Taib’s Clone Wars
The clone website is prettily designed. As Taib’s mansions can testify, low class and poor taste does not come cheap. Taib’s website must have cost the Sarawak taxpayers a hefty sum of money. The content, however, is the usual boring Borneo Post propaganda.
Sarawak Report, run by Clare Rewcastle Brown, is packed with facts and even a few jokes. Sarawak Reports, on the other hand, is simply one long running joke. They boast extra-large-font sensational headlines, such as “Sarawak CM on balancing economic growth with environmental sustainability” that can make you nod off before you finish reading it.
Taib has not dared to publish the number of hits on the site, whereas Sarawak Report enjoys more than 50,000 hits a day. Taib’s cybergoons have also failed to publish a single comment from the public. Even though 21 comments have been officially recorded on Taib’s interview, every single one of them appears to be “awaiting moderation”. One might surmise the online commentators are not particularly complimentary about Taib’s pointless interviews.

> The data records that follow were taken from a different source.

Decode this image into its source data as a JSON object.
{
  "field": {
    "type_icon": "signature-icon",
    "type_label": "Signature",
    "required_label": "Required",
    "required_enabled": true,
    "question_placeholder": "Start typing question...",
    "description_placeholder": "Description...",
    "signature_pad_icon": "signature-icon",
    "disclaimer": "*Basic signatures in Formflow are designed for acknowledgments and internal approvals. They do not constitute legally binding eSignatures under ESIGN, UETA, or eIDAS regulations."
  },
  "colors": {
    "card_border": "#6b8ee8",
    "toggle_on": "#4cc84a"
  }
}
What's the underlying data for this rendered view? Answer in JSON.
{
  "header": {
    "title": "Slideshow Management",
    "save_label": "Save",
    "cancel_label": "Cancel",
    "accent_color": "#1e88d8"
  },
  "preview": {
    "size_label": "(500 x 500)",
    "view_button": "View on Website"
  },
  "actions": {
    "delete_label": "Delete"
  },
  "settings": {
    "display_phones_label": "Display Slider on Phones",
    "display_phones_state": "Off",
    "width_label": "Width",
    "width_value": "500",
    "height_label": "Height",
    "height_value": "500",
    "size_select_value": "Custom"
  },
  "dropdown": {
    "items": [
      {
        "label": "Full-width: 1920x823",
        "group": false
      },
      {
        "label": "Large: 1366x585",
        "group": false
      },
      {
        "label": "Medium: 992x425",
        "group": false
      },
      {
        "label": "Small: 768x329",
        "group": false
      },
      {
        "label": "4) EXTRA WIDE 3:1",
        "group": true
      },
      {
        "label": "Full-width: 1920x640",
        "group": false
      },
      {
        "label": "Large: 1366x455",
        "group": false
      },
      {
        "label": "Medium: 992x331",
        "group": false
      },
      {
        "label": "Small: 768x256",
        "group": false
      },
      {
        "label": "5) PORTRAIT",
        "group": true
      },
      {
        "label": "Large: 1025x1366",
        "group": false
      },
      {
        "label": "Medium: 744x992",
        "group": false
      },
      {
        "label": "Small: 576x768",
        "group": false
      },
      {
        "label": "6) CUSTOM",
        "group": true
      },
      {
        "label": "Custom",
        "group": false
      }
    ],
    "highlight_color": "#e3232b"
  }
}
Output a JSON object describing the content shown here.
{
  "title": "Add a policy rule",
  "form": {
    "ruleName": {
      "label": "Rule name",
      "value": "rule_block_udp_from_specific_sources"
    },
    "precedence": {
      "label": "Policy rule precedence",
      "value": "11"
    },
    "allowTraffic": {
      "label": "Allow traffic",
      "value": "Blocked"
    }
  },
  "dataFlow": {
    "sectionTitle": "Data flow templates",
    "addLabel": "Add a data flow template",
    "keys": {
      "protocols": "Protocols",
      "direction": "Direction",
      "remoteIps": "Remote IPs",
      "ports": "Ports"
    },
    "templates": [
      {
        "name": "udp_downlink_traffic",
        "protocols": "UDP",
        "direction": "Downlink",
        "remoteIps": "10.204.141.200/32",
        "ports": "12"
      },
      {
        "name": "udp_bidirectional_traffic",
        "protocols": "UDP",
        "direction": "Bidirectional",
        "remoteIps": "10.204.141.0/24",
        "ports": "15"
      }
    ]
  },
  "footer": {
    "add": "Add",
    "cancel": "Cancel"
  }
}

In a sad twist of fate, a Borneo Post copywriter seems to have lost his job when he printed the website of Sarawak Report by mistake, promoting the anti-Taib site inadvertently, instead of Taib’s clone site Sarawak Reports. Maintaining deceptions can be complicated.
Keeping up with the Browns
Taib even makes an effort to run down Clare Rewcastle Brown and her husband’s brother, Gordon Brown, former British Prime Minister. Gordon Brown had criticised the Sarawak government’s endemic corruption and environmental devastation.
Unfortunately, the only ‘dirt’ he can dish up is old news. Taib’s site insinuates that Gordon Brown was enmeshed in a parliamentary expenses “cleaning services scandal” of 6,577 pounds (RM32,000) for a cleaner for his flat, and his brother Andrew’s flat.
But there never was a “scandal”, since the two brothers used the same cleaner, and the sum was paid over 26 months, a total of 30 pounds per week for each flat – hardly an extraordinary amount for cleaning services in London, it would appear.
The BBC stated in 2009 that the amount paid to the cleaner was initially published by the Daily Telegraph newspaper, and “since reporting the arrangement, the Telegraph group has clarified that there ‘has never been any suggestion of any impropriety on the part of the Prime Minister or his brother’.”
Even if there had been a “cleaning services scandal”, the amount of RM32,000 would be a drop in Taib’s ocean of unclean cash – barely enough to pay for the hubcaps of his Rolls Royce.
Taib’s pathetic website is full of fake news and lies. Given that Taib’s propaganda had never been challenged before the advent of online news, he may now be finding it difficult to keep his stories consistent.
Perhaps Taib ought to be taught the basics: it’s always easier to tell the truth all the time, because the lies get tangled up and trip you up.